[Record set — start]

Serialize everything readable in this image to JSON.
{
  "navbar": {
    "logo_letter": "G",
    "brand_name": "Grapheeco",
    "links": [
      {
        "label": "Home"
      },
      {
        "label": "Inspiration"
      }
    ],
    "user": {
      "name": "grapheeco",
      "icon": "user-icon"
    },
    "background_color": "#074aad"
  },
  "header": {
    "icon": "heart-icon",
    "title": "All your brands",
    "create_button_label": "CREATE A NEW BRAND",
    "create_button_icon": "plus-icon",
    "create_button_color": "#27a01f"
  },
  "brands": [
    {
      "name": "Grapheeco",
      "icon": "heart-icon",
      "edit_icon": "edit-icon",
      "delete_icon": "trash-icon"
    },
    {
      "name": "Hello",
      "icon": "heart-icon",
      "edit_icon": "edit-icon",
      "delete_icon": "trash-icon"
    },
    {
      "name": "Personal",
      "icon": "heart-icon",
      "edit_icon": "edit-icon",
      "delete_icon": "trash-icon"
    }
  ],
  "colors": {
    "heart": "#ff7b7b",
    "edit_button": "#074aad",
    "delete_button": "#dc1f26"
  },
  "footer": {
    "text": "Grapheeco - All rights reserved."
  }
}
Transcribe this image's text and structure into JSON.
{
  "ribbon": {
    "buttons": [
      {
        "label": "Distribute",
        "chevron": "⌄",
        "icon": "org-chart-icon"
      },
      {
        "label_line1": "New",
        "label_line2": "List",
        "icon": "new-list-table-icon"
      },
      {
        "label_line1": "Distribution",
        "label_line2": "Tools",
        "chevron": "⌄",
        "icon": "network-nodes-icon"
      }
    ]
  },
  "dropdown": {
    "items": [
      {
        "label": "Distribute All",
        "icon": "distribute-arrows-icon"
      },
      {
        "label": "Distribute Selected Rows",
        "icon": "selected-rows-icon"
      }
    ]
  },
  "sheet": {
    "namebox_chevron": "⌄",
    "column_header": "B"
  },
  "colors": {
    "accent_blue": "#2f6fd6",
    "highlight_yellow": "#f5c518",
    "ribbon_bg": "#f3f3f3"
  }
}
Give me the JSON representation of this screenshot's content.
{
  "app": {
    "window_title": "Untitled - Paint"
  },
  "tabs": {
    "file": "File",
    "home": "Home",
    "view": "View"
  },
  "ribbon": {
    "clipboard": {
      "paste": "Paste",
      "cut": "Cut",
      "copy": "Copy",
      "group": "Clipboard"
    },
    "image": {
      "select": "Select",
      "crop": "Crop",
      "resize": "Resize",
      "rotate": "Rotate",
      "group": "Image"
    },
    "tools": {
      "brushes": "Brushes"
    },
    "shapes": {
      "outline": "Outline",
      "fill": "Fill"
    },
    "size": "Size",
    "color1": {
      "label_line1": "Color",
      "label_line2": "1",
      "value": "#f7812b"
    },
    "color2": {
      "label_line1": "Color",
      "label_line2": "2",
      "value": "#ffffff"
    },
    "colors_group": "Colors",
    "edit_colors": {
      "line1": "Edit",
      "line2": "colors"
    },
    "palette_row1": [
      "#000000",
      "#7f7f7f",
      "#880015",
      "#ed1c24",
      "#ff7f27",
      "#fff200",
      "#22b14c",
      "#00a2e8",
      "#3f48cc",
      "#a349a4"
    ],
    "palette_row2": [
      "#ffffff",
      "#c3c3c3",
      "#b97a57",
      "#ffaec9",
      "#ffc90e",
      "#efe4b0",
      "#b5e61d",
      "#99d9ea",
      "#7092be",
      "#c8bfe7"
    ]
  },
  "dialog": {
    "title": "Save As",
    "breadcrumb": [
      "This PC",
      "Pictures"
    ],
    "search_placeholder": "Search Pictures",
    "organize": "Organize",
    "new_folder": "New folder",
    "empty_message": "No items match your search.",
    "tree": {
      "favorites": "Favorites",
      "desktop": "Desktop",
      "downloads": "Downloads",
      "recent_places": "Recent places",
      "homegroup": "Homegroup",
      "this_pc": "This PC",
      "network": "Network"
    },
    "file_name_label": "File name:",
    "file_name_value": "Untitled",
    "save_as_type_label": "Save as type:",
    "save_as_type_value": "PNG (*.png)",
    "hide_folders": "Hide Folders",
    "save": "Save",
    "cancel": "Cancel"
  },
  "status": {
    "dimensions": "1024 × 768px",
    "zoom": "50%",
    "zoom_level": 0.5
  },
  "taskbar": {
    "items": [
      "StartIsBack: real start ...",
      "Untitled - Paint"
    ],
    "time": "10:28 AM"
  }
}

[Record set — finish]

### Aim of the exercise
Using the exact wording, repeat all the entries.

### Exercise output
Serialize everything readable in this image to JSON.
{
  "navbar": {
    "logo_letter": "G",
    "brand_name": "Grapheeco",
    "links": [
      {
        "label": "Home"
      },
      {
        "label": "Inspiration"
      }
    ],
    "user": {
      "name": "grapheeco",
      "icon": "user-icon"
    },
    "background_color": "#074aad"
  },
  "header": {
    "icon": "heart-icon",
    "title": "All your brands",
    "create_button_label": "CREATE A NEW BRAND",
    "create_button_icon": "plus-icon",
    "create_button_color": "#27a01f"
  },
  "brands": [
    {
      "name": "Grapheeco",
      "icon": "heart-icon",
      "edit_icon": "edit-icon",
      "delete_icon": "trash-icon"
    },
    {
      "name": "Hello",
      "icon": "heart-icon",
      "edit_icon": "edit-icon",
      "delete_icon": "trash-icon"
    },
    {
      "name": "Personal",
      "icon": "heart-icon",
      "edit_icon": "edit-icon",
      "delete_icon": "trash-icon"
    }
  ],
  "colors": {
    "heart": "#ff7b7b",
    "edit_button": "#074aad",
    "delete_button": "#dc1f26"
  },
  "footer": {
    "text": "Grapheeco - All rights reserved."
  }
}
Transcribe this image's text and structure into JSON.
{
  "ribbon": {
    "buttons": [
      {
        "label": "Distribute",
        "chevron": "⌄",
        "icon": "org-chart-icon"
      },
      {
        "label_line1": "New",
        "label_line2": "List",
        "icon": "new-list-table-icon"
      },
      {
        "label_line1": "Distribution",
        "label_line2": "Tools",
        "chevron": "⌄",
        "icon": "network-nodes-icon"
      }
    ]
  },
  "dropdown": {
    "items": [
      {
        "label": "Distribute All",
        "icon": "distribute-arrows-icon"
      },
      {
        "label": "Distribute Selected Rows",
        "icon": "selected-rows-icon"
      }
    ]
  },
  "sheet": {
    "namebox_chevron": "⌄",
    "column_header": "B"
  },
  "colors": {
    "accent_blue": "#2f6fd6",
    "highlight_yellow": "#f5c518",
    "ribbon_bg": "#f3f3f3"
  }
}
Give me the JSON representation of this screenshot's content.
{
  "app": {
    "window_title": "Untitled - Paint"
  },
  "tabs": {
    "file": "File",
    "home": "Home",
    "view": "View"
  },
  "ribbon": {
    "clipboard": {
      "paste": "Paste",
      "cut": "Cut",
      "copy": "Copy",
      "group": "Clipboard"
    },
    "image": {
      "select": "Select",
      "crop": "Crop",
      "resize": "Resize",
      "rotate": "Rotate",
      "group": "Image"
    },
    "tools": {
      "brushes": "Brushes"
    },
    "shapes": {
      "outline": "Outline",
      "fill": "Fill"
    },
    "size": "Size",
    "color1": {
      "label_line1": "Color",
      "label_line2": "1",
      "value": "#f7812b"
    },
    "color2": {
      "label_line1": "Color",
      "label_line2": "2",
      "value": "#ffffff"
    },
    "colors_group": "Colors",
    "edit_colors": {
      "line1": "Edit",
      "line2": "colors"
    },
    "palette_row1": [
      "#000000",
      "#7f7f7f",
      "#880015",
      "#ed1c24",
      "#ff7f27",
      "#fff200",
      "#22b14c",
      "#00a2e8",
      "#3f48cc",
      "#a349a4"
    ],
    "palette_row2": [
      "#ffffff",
      "#c3c3c3",
      "#b97a57",
      "#ffaec9",
      "#ffc90e",
      "#efe4b0",
      "#b5e61d",
      "#99d9ea",
      "#7092be",
      "#c8bfe7"
    ]
  },
  "dialog": {
    "title": "Save As",
    "breadcrumb": [
      "This PC",
      "Pictures"
    ],
    "search_placeholder": "Search Pictures",
    "organize": "Organize",
    "new_folder": "New folder",
    "empty_message": "No items match your search.",
    "tree": {
      "favorites": "Favorites",
      "desktop": "Desktop",
      "downloads": "Downloads",
      "recent_places": "Recent places",
      "homegroup": "Homegroup",
      "this_pc": "This PC",
      "network": "Network"
    },
    "file_name_label": "File name:",
    "file_name_value": "Untitled",
    "save_as_type_label": "Save as type:",
    "save_as_type_value": "PNG (*.png)",
    "hide_folders": "Hide Folders",
    "save": "Save",
    "cancel": "Cancel"
  },
  "status": {
    "dimensions": "1024 × 768px",
    "zoom": "50%",
    "zoom_level": 0.5
  },
  "taskbar": {
    "items": [
      "StartIsBack: real start ...",
      "Untitled - Paint"
    ],
    "time": "10:28 AM"
  }
}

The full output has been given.